◆ **About this task**:
Output every record below exactly.

◆ **Exercise input**:
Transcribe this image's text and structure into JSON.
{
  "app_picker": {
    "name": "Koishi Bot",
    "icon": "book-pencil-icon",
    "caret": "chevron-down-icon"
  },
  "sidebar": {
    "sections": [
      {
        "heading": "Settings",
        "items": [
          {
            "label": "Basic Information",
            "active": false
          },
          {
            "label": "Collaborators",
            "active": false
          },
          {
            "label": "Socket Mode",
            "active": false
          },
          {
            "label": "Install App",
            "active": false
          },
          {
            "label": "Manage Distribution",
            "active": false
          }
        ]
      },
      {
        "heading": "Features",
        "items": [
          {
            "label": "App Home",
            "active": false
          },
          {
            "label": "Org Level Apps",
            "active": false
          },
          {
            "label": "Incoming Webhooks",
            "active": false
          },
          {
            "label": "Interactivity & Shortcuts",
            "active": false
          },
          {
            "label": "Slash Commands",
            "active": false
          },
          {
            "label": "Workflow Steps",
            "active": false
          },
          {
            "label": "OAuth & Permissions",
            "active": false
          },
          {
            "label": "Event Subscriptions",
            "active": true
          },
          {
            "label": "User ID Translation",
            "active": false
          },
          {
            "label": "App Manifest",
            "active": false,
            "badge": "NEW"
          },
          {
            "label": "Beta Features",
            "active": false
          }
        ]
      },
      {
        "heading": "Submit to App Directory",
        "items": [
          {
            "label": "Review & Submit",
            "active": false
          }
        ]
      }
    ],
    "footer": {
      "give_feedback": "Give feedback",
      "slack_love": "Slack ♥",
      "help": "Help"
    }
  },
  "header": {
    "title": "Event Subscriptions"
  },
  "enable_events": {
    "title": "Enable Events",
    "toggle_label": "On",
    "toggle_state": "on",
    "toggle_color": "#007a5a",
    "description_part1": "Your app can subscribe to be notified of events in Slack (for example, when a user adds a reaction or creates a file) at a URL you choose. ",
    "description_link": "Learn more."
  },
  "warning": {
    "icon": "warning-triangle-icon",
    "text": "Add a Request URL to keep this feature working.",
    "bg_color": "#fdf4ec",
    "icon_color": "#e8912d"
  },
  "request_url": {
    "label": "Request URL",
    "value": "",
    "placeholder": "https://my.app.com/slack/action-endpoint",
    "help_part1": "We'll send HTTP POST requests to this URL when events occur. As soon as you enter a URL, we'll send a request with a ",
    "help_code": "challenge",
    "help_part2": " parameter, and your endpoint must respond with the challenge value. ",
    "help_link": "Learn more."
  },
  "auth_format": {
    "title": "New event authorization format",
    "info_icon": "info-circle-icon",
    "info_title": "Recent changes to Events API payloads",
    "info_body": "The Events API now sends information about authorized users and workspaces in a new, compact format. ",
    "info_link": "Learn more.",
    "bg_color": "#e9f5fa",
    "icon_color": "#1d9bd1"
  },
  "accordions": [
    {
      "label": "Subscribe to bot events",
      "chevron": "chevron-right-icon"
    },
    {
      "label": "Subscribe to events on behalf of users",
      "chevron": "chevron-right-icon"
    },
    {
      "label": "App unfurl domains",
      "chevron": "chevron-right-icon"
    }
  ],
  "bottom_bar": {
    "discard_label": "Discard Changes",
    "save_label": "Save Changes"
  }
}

◆ **The answer**:
Transcribe this image's text and structure into JSON.
{
  "app_picker": {
    "name": "Koishi Bot",
    "icon": "book-pencil-icon",
    "caret": "chevron-down-icon"
  },
  "sidebar": {
    "sections": [
      {
        "heading": "Settings",
        "items": [
          {
            "label": "Basic Information",
            "active": false
          },
          {
            "label": "Collaborators",
            "active": false
          },
          {
            "label": "Socket Mode",
            "active": false
          },
          {
            "label": "Install App",
            "active": false
          },
          {
            "label": "Manage Distribution",
            "active": false
          }
        ]
      },
      {
        "heading": "Features",
        "items": [
          {
            "label": "App Home",
            "active": false
          },
          {
            "label": "Org Level Apps",
            "active": false
          },
          {
            "label": "Incoming Webhooks",
            "active": false
          },
          {
            "label": "Interactivity & Shortcuts",
            "active": false
          },
          {
            "label": "Slash Commands",
            "active": false
          },
          {
            "label": "Workflow Steps",
            "active": false
          },
          {
            "label": "OAuth & Permissions",
            "active": false
          },
          {
            "label": "Event Subscriptions",
            "active": true
          },
          {
            "label": "User ID Translation",
            "active": false
          },
          {
            "label": "App Manifest",
            "active": false,
            "badge": "NEW"
          },
          {
            "label": "Beta Features",
            "active": false
          }
        ]
      },
      {
        "heading": "Submit to App Directory",
        "items": [
          {
            "label": "Review & Submit",
            "active": false
          }
        ]
      }
    ],
    "footer": {
      "give_feedback": "Give feedback",
      "slack_love": "Slack ♥",
      "help": "Help"
    }
  },
  "header": {
    "title": "Event Subscriptions"
  },
  "enable_events": {
    "title": "Enable Events",
    "toggle_label": "On",
    "toggle_state": "on",
    "toggle_color": "#007a5a",
    "description_part1": "Your app can subscribe to be notified of events in Slack (for example, when a user adds a reaction or creates a file) at a URL you choose. ",
    "description_link": "Learn more."
  },
  "warning": {
    "icon": "warning-triangle-icon",
    "text": "Add a Request URL to keep this feature working.",
    "bg_color": "#fdf4ec",
    "icon_color": "#e8912d"
  },
  "request_url": {
    "label": "Request URL",
    "value": "",
    "placeholder": "https://my.app.com/slack/action-endpoint",
    "help_part1": "We'll send HTTP POST requests to this URL when events occur. As soon as you enter a URL, we'll send a request with a ",
    "help_code": "challenge",
    "help_part2": " parameter, and your endpoint must respond with the challenge value. ",
    "help_link": "Learn more."
  },
  "auth_format": {
    "title": "New event authorization format",
    "info_icon": "info-circle-icon",
    "info_title": "Recent changes to Events API payloads",
    "info_body": "The Events API now sends information about authorized users and workspaces in a new, compact format. ",
    "info_link": "Learn more.",
    "bg_color": "#e9f5fa",
    "icon_color": "#1d9bd1"
  },
  "accordions": [
    {
      "label": "Subscribe to bot events",
      "chevron": "chevron-right-icon"
    },
    {
      "label": "Subscribe to events on behalf of users",
      "chevron": "chevron-right-icon"
    },
    {
      "label": "App unfurl domains",
      "chevron": "chevron-right-icon"
    }
  ],
  "bottom_bar": {
    "discard_label": "Discard Changes",
    "save_label": "Save Changes"
  }
}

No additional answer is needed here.